Flash flood warnings and evacuation advisories are in place for much of the Bay Area of California, triggered by an unusual weather phenomenon called atmospheric rivers.

So what is this strange aerial stream wreaking havoc across the West Coast? Several areas ravaged by record wildfires last year now face mounting risks from mud slides as a result of heavy rains and snow in and around San Francisco and the Sierra Nevada Mountains.

The National Weather Service in Sacramento this week warned that some inland areas in the mountain range could expect as much as 8 feet of snow. The heavy moisture comes from a system called an atmospheric river.
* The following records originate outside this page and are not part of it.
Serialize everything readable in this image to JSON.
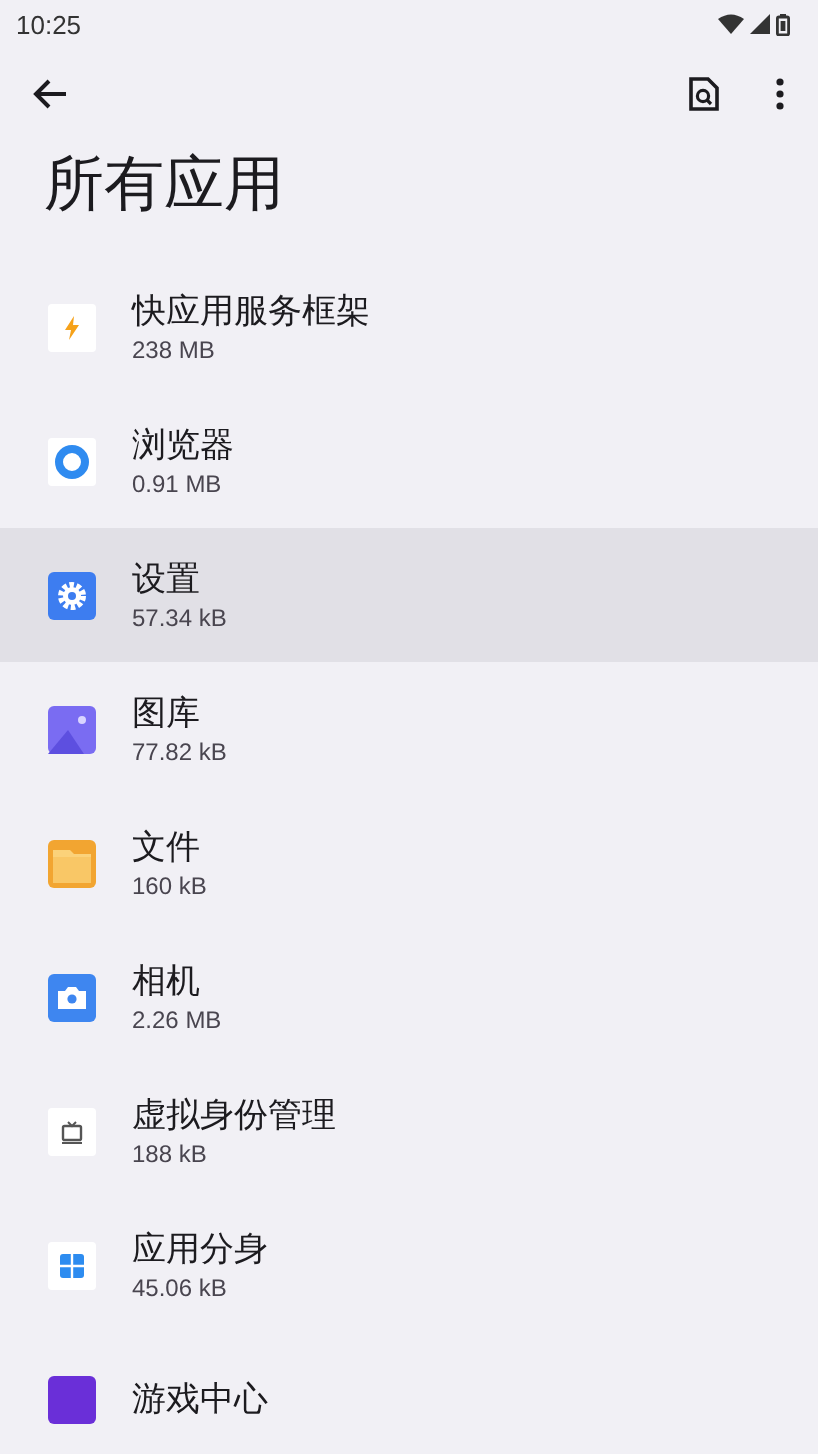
{
  "status_bar": {
    "time": "10:25"
  },
  "title": "所有应用",
  "apps": [
    {
      "name": "快应用服务框架",
      "size": "238 MB",
      "kind": "bolt",
      "selected": false
    },
    {
      "name": "浏览器",
      "size": "0.91 MB",
      "kind": "ring",
      "selected": false
    },
    {
      "name": "设置",
      "size": "57.34 kB",
      "kind": "gear",
      "selected": true
    },
    {
      "name": "图库",
      "size": "77.82 kB",
      "kind": "gallery",
      "selected": false
    },
    {
      "name": "文件",
      "size": "160 kB",
      "kind": "folder",
      "selected": false
    },
    {
      "name": "相机",
      "size": "2.26 MB",
      "kind": "camera",
      "selected": false
    },
    {
      "name": "虚拟身份管理",
      "size": "188 kB",
      "kind": "tv",
      "selected": false
    },
    {
      "name": "应用分身",
      "size": "45.06 kB",
      "kind": "grid",
      "selected": false
    },
    {
      "name": "游戏中心",
      "kind": "game",
      "selected": false
    }
  ]
}
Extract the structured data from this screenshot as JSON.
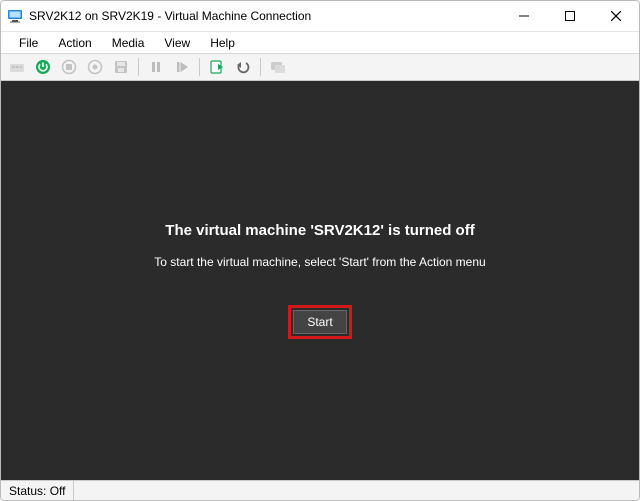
{
  "window": {
    "title": "SRV2K12 on SRV2K19 - Virtual Machine Connection"
  },
  "menu": {
    "items": [
      "File",
      "Action",
      "Media",
      "View",
      "Help"
    ]
  },
  "toolbar": {
    "icons": [
      "ctrl-alt-del-icon",
      "start-icon",
      "turnoff-icon",
      "shutdown-icon",
      "save-icon",
      "pause-icon",
      "reset-icon",
      "checkpoint-icon",
      "revert-icon",
      "enhanced-session-icon"
    ]
  },
  "vm": {
    "title": "The virtual machine 'SRV2K12' is turned off",
    "subtitle": "To start the virtual machine, select 'Start' from the Action menu",
    "start_label": "Start"
  },
  "status": {
    "text": "Status: Off"
  }
}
“Atmospheric rivers are relatively long, narrow regions in the atmosphere – like rivers in the sky – that transport most of the water vapor outside of the tropics,” the National Oceanic and Atmospheric Administration explained. “These columns of vapor move with the weather, carrying an amount of water vapor roughly equivalent to the average flow of water at the mouth of the Mississippi River.”

When these rivers move inland and run against the mountain range, the water vapor rises with it, cools and leads to significant amounts of precipitation. The extreme amount of precipitation has triggered mudslides across the area, with growing fears that more could be on the way.

Dorothy Priolo, an official with the Monterey County Regional Fire Protection District, said several homes suffered damage because of mudslides. One person was treated for injuries after mud swept through their home.

“We are expecting there could be more earth movement here in the next couple of days,” Priolo was quoted by the Bay Area’s NBC affiliate as saying.

As much as a foot of rain could fall on some areas in the coming days. With power outages and widespread evacuation advisories, Boulder Creek Fire Chief Mark Bingham told residents via the CBS affiliate in San Francisco to take the weather seriously and get out of harm’s way.

“I would ask you - urge you - to please reconsider the decision to leave,” he said to those who may be reluctant to evacuate. “The weather is unpredictable.”

Farther east, winter weather advisories are in place for parts of Montana. The National Weather Service there said strong winds and as much as five inches of snow are possible through Thursday afternoon.

This graphic explains an atmospheric river.
This graphic explains an atmospheric river. NOAA